Whether you’re working out for hours or you’re just doing mini workouts, there’s no question that exercise is good for you. But, according to cardiologist, there may actually be a point where too much exercise becomes dangerous—especially for men 40 and older who are competing in triathlons.
The biggest risk is sudden cardiac arrest, which is when the heart suddenly stops beating. It could be caused by any number of underlying conditions, and the risk rises with age. Men are 2-3 times more likely to suffer a sudden arrest than women. Part of the explanation is that, “The attributes to push through the barriers and push through the pain are common in competitive sport, but that’s also dangerous when it comes to ignoring warning signs,” explains David Prior, a cardiologist and associate professor of medicine at the University of Melbourne.
One might think that marathons would pose the biggest risk.
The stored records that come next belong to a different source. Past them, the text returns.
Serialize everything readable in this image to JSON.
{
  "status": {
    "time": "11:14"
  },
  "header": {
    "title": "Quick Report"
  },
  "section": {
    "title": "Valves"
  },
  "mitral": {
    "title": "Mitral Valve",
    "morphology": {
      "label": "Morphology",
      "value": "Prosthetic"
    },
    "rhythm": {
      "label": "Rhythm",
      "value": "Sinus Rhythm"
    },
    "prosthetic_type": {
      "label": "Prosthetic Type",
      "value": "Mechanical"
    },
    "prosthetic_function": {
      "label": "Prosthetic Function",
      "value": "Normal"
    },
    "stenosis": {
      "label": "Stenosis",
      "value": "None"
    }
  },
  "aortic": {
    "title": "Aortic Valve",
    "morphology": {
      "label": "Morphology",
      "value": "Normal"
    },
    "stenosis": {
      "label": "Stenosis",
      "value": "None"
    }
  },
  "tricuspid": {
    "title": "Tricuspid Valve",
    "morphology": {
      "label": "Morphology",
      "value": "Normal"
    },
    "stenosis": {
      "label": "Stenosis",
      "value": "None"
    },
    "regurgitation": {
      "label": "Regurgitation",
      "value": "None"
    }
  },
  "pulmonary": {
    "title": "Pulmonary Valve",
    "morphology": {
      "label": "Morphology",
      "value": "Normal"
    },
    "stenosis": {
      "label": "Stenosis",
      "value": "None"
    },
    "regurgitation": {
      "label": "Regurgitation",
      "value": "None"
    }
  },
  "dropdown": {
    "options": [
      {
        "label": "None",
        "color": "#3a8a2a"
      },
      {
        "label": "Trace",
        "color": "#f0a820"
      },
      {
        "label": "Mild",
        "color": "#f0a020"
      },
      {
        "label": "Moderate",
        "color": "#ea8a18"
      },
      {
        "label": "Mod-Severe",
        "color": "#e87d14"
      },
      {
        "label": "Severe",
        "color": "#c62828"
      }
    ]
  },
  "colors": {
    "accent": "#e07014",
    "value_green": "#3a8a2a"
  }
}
But according to a 2012 study done at the Mayo clinic, the death rate for triathlons is about double that of marathons. Why? The higher intensity level of the competition and, especially the swimming leg of the event.
“The swim seems to be a particularly dangerous time,” said Andre La Gerche, a cardiologist at Melbourne’s St Vincent’s Hospital and marathoner. “Paradoxically, in the marathon, it’s the opposite: it’s the last mile of the event where the vast majority of fatalities occur.”
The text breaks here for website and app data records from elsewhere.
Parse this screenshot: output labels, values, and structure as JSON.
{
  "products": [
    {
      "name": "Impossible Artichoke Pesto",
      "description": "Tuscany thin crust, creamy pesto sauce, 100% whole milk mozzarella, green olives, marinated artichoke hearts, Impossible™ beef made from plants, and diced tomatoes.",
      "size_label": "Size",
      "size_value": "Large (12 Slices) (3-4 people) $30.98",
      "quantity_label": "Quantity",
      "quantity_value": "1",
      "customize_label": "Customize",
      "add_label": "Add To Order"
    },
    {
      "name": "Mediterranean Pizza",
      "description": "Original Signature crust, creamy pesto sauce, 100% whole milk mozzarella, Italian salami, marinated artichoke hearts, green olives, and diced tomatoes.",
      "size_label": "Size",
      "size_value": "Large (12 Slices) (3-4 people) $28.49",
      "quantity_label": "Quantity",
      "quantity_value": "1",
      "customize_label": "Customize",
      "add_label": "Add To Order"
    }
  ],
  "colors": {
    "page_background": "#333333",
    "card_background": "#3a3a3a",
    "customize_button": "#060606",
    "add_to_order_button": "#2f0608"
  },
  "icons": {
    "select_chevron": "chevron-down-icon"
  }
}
According to La Gerche, the swimming leg can be “extraordinarily stressful.” “You have people climbing all over you. Sometimes you’re fighting to breathe, and that’s not something the body is used to.”
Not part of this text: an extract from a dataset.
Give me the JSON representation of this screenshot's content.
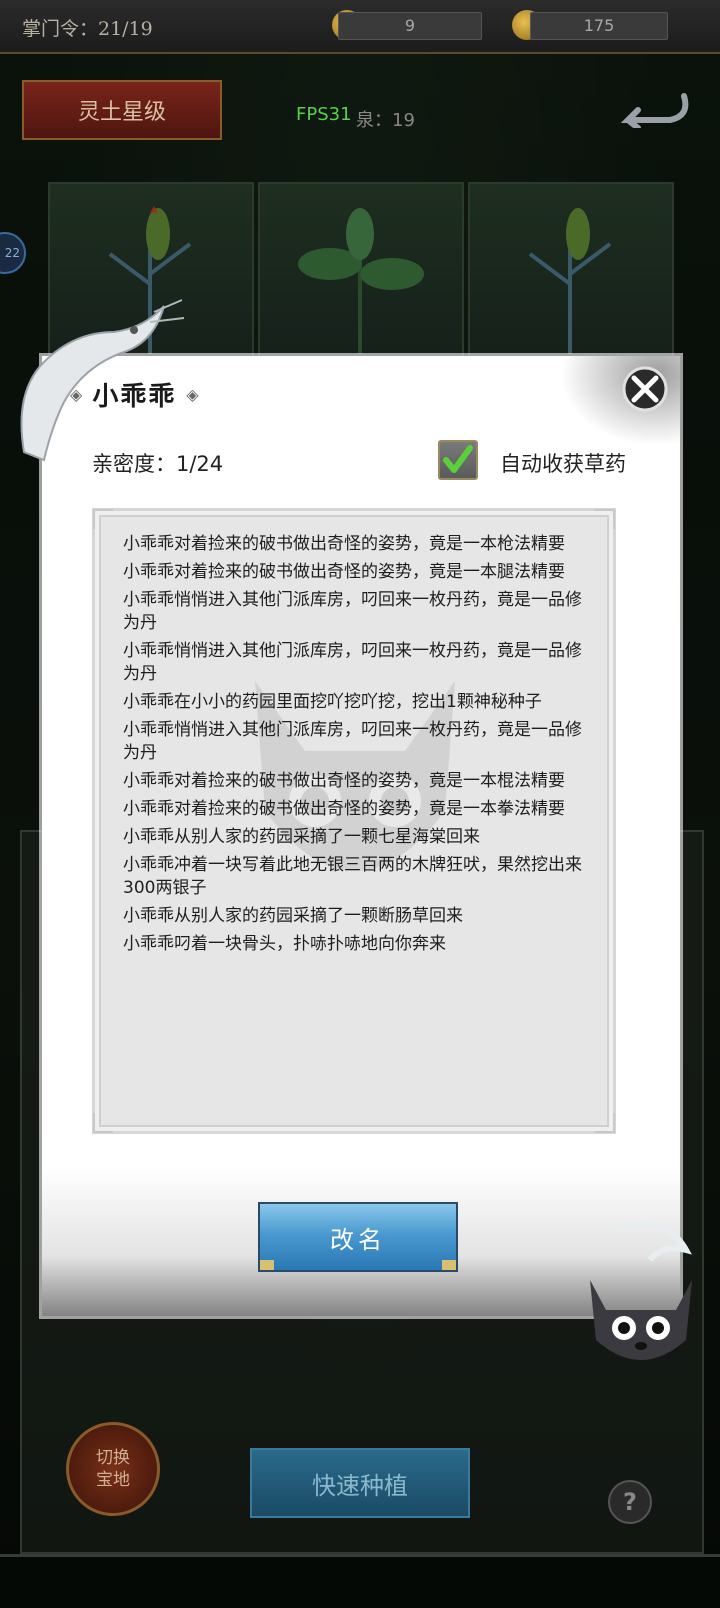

According to USA Triathlon, the governing body in the US, the number of race-related fatalities is on the rise, and the age bracket with the highest number of deaths is 40-49. Still, these incidents are pretty rare. Out of 11 million long-distance runners, 59 people suffered cardiac arrest last year. All but 8 were men.
If you’re over 40 and still want to compete, just be careful. To start with, follow the recommendations by race organizers and other governing bodies. For example, the International Marathon Medical Director’s Association recommends that instead of sprinting the last mile or so of the race, stay steady or slow down (something that goes completely against just about every bone in a competitive man’s body).
And in another counterintuitive recommendation, you might want to cut back on your training. According to a study done by researchers at the Ochsner Health System of New Orleans and the University of South Carolina, you’re a lot less likely to die in a race if you don’t log more than 20 miles per week in no more than 5 runs, and you keep your pace below 7 miles per hour (a bit faster than a 9-minute mile).